Sister Ann suddenly walked to the front of the group, paused a moment at the crime tape then raised it over her head and walked right up to the tall FBI monolith. We were dumbfounded. They had made it clear that we were enemies of the state, even though we just felt like worried grandmothers and war veterans. And there she was, all 98 pounds of her, walking right up and confronting THE MAN. She had to incline her head to speak, he was so much taller than she was. He had to bend slightly to hear her.
We could deduce nothing from their body language. Then we saw her raise her hand, gesturing with raised arm and index finger, like a school teacher would point out some transgression. To our astonishment he took off his sunglasses and smiled. His hard impassive mask cracked into a face we could actually recognize as human. She finished speaking, he said a few words, and she turned and walked back to us calmly. He turned away, replaced his sunglasses and stopped pacing. “WHAT DID YOU SAY to him!?” we asked her. She looked surprised that anyone had even noticed. “Oh. Well, I told him ‘Young Man, you are obviously not from the Midwest and unfamiliar with our winters. You are out here without a coat or a hat, and you are going to catch your death! Please, isn’t there someone who could loan you a coat that would fit?”

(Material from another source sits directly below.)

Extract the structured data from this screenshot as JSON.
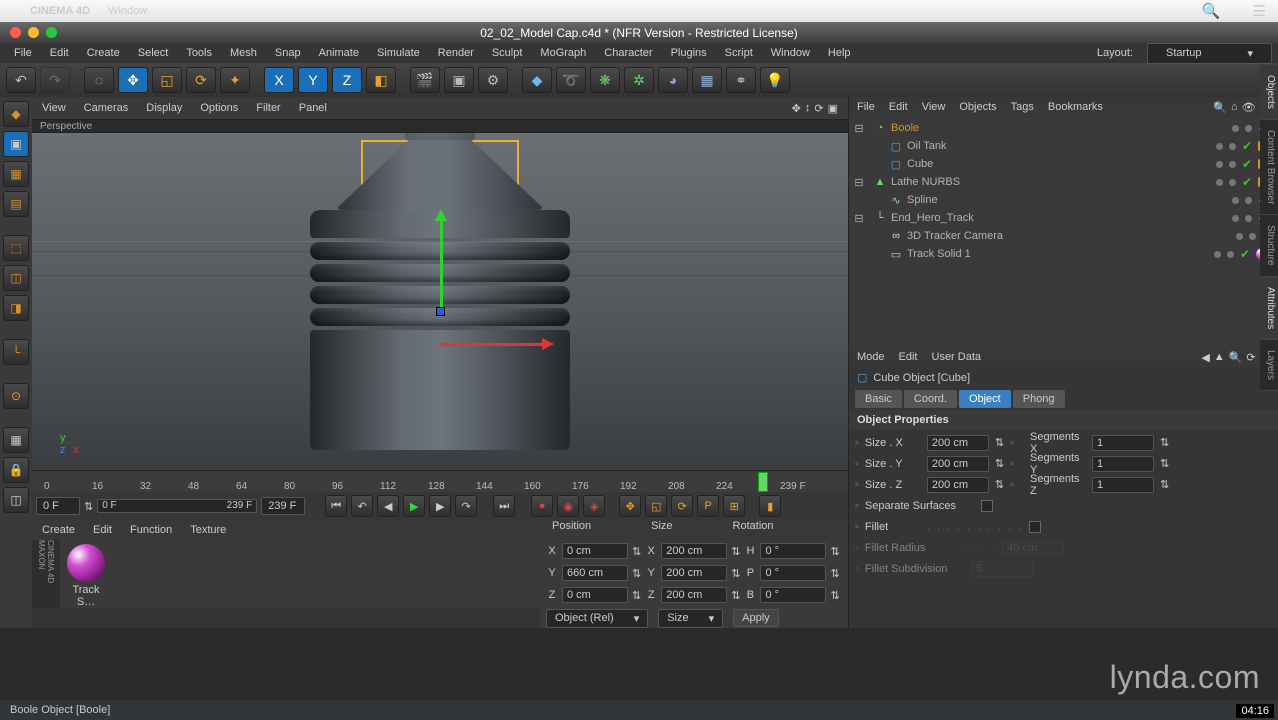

We realized immediately of course that she had surprised him and disarmed him with simple human kindness. In doing so, in that moment, she had transformed us from dangerous traitors to huddled grandmothers and grandfathers he could recognize from his own life, wherever the roots of it lay.

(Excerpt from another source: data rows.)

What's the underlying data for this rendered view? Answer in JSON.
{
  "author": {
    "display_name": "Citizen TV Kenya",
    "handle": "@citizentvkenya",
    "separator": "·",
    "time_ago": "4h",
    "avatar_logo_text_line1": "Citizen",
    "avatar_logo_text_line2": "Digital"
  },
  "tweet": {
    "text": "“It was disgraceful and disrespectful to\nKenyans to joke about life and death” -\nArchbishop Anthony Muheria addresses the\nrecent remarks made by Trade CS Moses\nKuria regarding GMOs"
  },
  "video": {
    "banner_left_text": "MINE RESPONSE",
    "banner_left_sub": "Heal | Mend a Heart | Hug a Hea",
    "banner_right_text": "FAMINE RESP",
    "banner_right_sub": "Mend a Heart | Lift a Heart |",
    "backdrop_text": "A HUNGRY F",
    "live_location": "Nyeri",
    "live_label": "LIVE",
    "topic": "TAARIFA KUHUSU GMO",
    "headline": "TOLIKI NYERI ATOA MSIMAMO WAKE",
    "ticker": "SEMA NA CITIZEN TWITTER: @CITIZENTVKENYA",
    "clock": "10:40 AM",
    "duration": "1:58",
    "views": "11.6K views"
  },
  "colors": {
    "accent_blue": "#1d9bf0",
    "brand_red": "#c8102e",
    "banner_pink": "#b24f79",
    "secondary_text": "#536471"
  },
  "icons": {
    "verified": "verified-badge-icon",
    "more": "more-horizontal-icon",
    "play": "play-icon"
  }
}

In those dark days, all of us still hoped that by standing in the cold and holding signs and asserting our dissent from the horrific decisions of that Administration, someone would hear us, that our neighbors would wake up and ask the important questions, that the news media who were supposed to report on such acts of bravery and dissent would interview us and actually print the story of our motivation and concern for our country’s soul. This almost never happened. But we still stood in protest. Many still do.
It took a long while for us to understand the reason that the political wind was taking our voices and silencing us, making us invisible and occasionally offering us up to be reviled and threatened. We came to understand what Eisenhower warned us of so long before. “As long as war is so profitable, we’ll see more and more of it”. We came to understand that the only voices that matter are those of the corporate elite who make billions from the bombing of civilian populations, the arming of America, manufacturing and selling weapons and drones, even those polyester American flags and plastic “support our troops” signs that were ubiquitous, and unquestioned. We were just in their way.

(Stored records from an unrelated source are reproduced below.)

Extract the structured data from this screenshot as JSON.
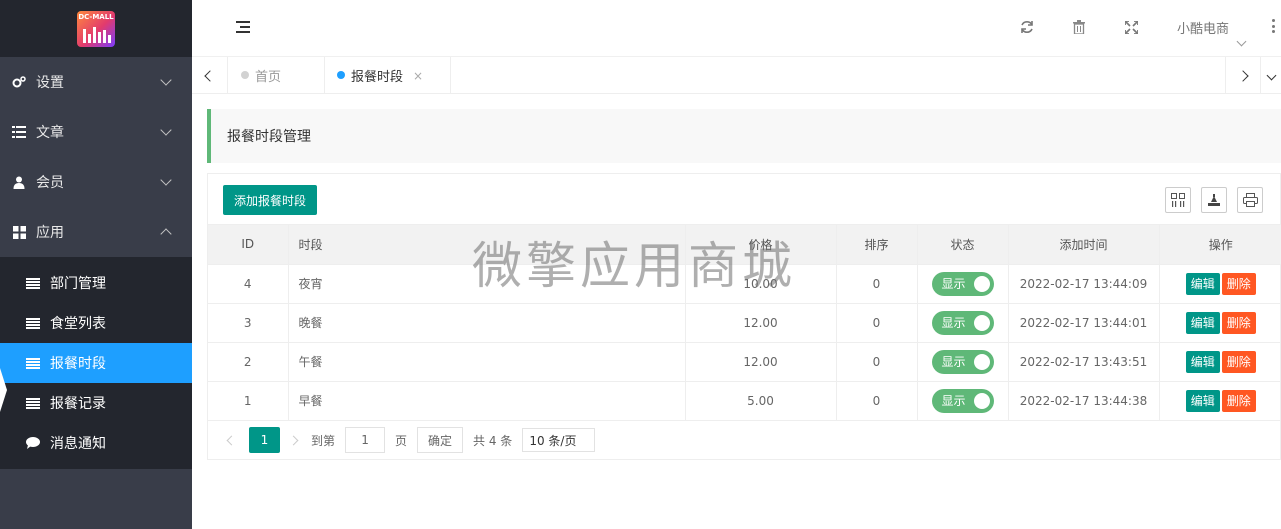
{
  "logo": {
    "text": "DC-MALL"
  },
  "sidebar": {
    "menus": [
      {
        "label": "设置",
        "icon": "gears-icon",
        "expanded": false
      },
      {
        "label": "文章",
        "icon": "list-icon",
        "expanded": false
      },
      {
        "label": "会员",
        "icon": "user-icon",
        "expanded": false
      },
      {
        "label": "应用",
        "icon": "grid-icon",
        "expanded": true
      }
    ],
    "submenu": [
      {
        "label": "部门管理",
        "icon": "list-icon",
        "active": false
      },
      {
        "label": "食堂列表",
        "icon": "list-icon",
        "active": false
      },
      {
        "label": "报餐时段",
        "icon": "list-icon",
        "active": true
      },
      {
        "label": "报餐记录",
        "icon": "list-icon",
        "active": false
      },
      {
        "label": "消息通知",
        "icon": "chat-icon",
        "active": false
      }
    ]
  },
  "header": {
    "user": "小酷电商",
    "icons": [
      "refresh-icon",
      "trash-icon",
      "fullscreen-icon",
      "more-icon"
    ]
  },
  "tabs": [
    {
      "label": "首页",
      "active": false
    },
    {
      "label": "报餐时段",
      "active": true,
      "close": "×"
    }
  ],
  "page": {
    "title": "报餐时段管理"
  },
  "toolbar": {
    "add_label": "添加报餐时段"
  },
  "table": {
    "columns": [
      "ID",
      "时段",
      "价格",
      "排序",
      "状态",
      "添加时间",
      "操作"
    ],
    "rows": [
      {
        "id": "4",
        "period": "夜宵",
        "price": "10.00",
        "sort": "0",
        "status": "显示",
        "time": "2022-02-17 13:44:09"
      },
      {
        "id": "3",
        "period": "晚餐",
        "price": "12.00",
        "sort": "0",
        "status": "显示",
        "time": "2022-02-17 13:44:01"
      },
      {
        "id": "2",
        "period": "午餐",
        "price": "12.00",
        "sort": "0",
        "status": "显示",
        "time": "2022-02-17 13:43:51"
      },
      {
        "id": "1",
        "period": "早餐",
        "price": "5.00",
        "sort": "0",
        "status": "显示",
        "time": "2022-02-17 13:44:38"
      }
    ],
    "edit_label": "编辑",
    "delete_label": "删除"
  },
  "pager": {
    "current": "1",
    "goto_label": "到第",
    "goto_value": "1",
    "page_unit": "页",
    "confirm": "确定",
    "total": "共 4 条",
    "per_page": "10 条/页"
  },
  "watermark": "微擎应用商城",
  "colors": {
    "sidebar": "#393d49",
    "active": "#1e9fff",
    "primary": "#009688",
    "danger": "#ff5722",
    "toggle": "#5fb878"
  }
}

I don’t think Sister Ann ever accepted that. She prayed and worked against unjust and overwhelming force with every fiber of her librarian’s being and every particle of a nun’s spiritual fervor. She fought the good fight and did so with warmth and kindness and love. She represented the best in all of us.
Marybeth Riley Gardam is co-founder of Women For Peace. She has lived in Iowa for 12 years and is state coordinator for Iowa Move To Amend, having realized that peace efforts get sidelined by corporate personhood and the protected rights of corporations to make profits at any cost — human, environmental, personal. Read more about it at MoveToAmend.org/Iowa. In remembering Sister Ann Fiala she pays tribute to all the women who stood with her on street corners in 2001-02 and continue to work for peace and justice.